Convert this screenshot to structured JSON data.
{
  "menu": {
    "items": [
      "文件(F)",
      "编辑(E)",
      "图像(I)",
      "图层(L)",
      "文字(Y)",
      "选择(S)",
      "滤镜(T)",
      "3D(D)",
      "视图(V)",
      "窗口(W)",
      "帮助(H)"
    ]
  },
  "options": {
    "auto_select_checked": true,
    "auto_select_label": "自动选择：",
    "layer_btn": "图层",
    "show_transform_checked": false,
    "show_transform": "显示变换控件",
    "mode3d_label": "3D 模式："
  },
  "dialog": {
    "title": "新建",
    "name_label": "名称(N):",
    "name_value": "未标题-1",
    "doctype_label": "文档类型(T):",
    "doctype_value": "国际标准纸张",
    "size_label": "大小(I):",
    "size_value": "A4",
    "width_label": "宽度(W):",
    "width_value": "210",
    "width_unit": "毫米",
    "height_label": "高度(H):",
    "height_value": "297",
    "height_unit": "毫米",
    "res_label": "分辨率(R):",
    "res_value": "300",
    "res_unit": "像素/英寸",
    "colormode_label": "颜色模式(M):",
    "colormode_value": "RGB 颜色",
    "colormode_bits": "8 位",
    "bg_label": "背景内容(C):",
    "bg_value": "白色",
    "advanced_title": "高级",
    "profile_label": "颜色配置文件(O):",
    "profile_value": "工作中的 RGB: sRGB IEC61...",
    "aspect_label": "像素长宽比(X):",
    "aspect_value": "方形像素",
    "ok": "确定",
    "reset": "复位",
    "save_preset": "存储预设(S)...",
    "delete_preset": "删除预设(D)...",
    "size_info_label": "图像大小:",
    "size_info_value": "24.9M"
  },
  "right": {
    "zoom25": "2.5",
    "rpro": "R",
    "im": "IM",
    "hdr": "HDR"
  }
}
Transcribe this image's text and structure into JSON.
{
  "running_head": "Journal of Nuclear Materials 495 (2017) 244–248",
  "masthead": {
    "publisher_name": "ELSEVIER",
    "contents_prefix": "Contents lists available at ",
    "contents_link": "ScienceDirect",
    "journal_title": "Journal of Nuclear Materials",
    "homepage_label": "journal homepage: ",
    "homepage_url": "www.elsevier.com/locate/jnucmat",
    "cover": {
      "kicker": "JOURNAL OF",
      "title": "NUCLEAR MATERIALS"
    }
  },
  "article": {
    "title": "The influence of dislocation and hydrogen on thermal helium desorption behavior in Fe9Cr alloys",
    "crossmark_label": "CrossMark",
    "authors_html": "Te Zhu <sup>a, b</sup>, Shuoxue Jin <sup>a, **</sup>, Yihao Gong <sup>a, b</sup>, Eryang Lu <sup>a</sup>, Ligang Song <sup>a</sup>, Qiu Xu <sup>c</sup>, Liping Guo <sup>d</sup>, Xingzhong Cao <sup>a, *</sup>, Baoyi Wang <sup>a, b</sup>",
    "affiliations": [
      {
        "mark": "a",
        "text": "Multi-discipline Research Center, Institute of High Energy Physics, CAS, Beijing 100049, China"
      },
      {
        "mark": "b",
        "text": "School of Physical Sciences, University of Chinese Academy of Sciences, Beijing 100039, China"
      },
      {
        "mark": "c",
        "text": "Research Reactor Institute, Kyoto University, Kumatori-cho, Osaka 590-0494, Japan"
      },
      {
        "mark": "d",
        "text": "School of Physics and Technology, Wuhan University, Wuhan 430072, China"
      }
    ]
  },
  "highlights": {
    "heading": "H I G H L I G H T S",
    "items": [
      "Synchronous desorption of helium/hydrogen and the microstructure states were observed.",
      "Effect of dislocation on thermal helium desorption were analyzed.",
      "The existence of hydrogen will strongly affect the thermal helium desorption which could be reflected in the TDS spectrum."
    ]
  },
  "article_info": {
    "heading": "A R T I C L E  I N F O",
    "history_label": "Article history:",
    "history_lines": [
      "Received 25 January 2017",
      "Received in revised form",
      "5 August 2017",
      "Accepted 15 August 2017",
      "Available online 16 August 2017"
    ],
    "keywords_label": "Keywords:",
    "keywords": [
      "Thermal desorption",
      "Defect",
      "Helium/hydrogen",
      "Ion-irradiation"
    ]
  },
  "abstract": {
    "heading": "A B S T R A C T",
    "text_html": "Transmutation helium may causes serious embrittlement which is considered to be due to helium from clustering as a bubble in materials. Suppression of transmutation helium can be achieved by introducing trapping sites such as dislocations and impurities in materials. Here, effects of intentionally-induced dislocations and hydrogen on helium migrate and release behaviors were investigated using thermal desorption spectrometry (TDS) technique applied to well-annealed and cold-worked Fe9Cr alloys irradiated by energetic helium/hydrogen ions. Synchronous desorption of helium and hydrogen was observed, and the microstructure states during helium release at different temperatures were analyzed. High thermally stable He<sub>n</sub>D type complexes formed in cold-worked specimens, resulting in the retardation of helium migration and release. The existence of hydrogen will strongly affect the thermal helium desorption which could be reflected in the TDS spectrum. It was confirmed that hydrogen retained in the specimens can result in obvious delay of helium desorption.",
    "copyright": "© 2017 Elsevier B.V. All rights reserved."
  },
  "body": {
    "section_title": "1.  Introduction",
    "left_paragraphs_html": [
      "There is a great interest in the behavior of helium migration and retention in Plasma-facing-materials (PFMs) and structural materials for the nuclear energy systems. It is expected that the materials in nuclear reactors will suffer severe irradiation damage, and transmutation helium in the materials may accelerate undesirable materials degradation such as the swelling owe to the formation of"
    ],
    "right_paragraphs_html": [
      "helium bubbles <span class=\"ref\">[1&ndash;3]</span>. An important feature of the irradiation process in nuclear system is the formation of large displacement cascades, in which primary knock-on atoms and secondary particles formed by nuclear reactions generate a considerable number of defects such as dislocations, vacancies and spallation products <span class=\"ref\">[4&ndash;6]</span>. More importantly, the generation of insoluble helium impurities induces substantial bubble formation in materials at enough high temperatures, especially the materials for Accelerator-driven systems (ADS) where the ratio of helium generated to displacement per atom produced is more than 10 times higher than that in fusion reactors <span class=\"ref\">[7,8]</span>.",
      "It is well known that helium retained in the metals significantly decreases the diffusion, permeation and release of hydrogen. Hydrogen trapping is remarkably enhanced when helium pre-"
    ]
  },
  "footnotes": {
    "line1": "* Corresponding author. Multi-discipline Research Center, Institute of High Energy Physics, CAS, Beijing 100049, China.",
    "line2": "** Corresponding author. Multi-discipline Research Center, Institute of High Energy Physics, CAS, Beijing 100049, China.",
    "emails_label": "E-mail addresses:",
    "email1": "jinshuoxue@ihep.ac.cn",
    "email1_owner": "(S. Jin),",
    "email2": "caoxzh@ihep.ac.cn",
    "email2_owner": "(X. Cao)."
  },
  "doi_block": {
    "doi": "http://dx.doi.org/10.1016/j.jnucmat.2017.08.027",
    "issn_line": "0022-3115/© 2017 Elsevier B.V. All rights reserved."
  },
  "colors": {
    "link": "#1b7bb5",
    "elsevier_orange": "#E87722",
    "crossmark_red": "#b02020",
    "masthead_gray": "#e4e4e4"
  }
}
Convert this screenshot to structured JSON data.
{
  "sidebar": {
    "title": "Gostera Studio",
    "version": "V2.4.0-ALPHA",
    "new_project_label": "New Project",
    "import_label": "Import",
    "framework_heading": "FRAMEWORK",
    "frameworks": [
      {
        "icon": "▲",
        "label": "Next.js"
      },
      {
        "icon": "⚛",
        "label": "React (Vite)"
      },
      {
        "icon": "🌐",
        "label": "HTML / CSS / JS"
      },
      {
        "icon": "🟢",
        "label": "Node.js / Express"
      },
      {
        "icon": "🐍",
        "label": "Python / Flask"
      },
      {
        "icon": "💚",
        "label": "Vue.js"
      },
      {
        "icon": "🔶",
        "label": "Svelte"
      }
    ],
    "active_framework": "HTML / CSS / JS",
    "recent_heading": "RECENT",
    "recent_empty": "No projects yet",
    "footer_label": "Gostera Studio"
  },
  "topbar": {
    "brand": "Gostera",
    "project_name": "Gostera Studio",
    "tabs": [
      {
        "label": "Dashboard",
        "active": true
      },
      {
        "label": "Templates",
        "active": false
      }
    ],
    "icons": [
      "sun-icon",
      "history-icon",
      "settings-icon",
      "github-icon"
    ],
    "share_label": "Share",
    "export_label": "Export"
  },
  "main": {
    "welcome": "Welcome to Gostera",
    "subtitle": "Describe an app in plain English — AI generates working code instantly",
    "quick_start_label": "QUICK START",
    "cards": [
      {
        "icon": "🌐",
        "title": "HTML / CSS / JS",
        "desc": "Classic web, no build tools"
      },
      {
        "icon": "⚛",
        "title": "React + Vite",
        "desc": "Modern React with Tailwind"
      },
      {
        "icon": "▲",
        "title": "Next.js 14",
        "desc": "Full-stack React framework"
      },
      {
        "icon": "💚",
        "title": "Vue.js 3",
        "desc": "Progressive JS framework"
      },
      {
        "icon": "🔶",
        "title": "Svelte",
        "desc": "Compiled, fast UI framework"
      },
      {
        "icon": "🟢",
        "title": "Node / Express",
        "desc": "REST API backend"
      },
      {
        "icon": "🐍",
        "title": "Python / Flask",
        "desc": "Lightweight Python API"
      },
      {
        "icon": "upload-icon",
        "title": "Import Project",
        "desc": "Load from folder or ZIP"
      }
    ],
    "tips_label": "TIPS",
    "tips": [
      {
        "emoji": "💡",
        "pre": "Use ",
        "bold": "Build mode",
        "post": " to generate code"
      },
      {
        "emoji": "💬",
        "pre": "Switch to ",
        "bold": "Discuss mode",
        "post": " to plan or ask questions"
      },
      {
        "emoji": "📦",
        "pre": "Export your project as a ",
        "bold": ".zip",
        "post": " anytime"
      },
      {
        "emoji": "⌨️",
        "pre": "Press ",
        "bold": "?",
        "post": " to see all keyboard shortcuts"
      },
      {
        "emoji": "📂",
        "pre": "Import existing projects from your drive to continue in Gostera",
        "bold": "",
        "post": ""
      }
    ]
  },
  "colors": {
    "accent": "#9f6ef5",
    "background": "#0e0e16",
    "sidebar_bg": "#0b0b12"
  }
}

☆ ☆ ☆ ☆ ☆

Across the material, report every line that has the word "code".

    "subtitle": "Describe an app in plain English — AI generates working code instantly",
        "post": " to generate code"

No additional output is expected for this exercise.